In case you missed it, late Friday afternoon, the New Hampshire Center for Public Policy Studies posted the following update on their blog acknowledging that if New Hampshire does not move forward with our own plan for one high-end, highly regulated casino, the state stands to lose approximately $75 million per year.
March 01, 2013
What if NH does nothing on expanded gambling?
Since we published our updated analysis of the potential impacts of expanded gambling in New Hampshire earlier this week, several policymakers and others have responded that our model failed to note the likely financial loss to the state if Massachusetts establishes casinos and New Hampshire takes no action on legalized gambling.
As we noted in this new report, “Expanded Gambling in NH: An update on options,” Massachusetts authorized the establishment of three casinos across the state in 2011, and that state is currently going through the process of determining where they will be located and who will operate them. In presentations earlier this year to the Ways and Means Committees of the NH House and Senate, we modeled the potential impact on New Hampshire of those out-of-state casinos. We looked at what New Hampshire would stand to lose in state lottery sales, as more people chose to spend money at casinos rather than on state lottery tickets and scratch cards. We also considered the likely increase in social costs associated with problem and pathological gamblers from New Hampshire who would travel to those new Massachusetts casinos.
We’re reproduced that chart below. It assumes that two of the Massachusetts casinos will be located at Suffolk Downs (outside Boston) and Palmer (near Springfield) -- both of which are contenders for the new gambling facilities. The model shows that New Hampshire stands to “lose” roughly $75 million a year under that scenario, if New Hampshire policymakers chose to take no action on gambling.
As our recent paper indicated, legalized gambling in New Hampshire would most certainly yield revenue to the state, in the form of tax receipts on casino operation earnings. But that revenue would have to be balanced against the likely increase in social costs from problem gamblers in the state.
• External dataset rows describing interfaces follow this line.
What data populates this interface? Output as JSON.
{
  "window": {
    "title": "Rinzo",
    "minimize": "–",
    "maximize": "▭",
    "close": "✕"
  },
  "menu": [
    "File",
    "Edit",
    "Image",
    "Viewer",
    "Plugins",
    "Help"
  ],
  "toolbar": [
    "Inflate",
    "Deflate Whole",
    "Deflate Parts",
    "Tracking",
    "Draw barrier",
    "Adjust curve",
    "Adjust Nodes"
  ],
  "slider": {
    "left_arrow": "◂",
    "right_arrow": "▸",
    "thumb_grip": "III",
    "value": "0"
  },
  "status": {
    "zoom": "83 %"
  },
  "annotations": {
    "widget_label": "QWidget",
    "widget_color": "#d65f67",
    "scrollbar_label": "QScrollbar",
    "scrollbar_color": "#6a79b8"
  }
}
At a 30 percent tax rate, our model finds that tax revenues are roughly equal to the increased social costs, regardless of the size of the gambling facility.
Here's our most recent analysis of expanded gambling.
And here's our original 2010 report on the topic, commissioned to support the work of the Governor's Gaming Study Commission.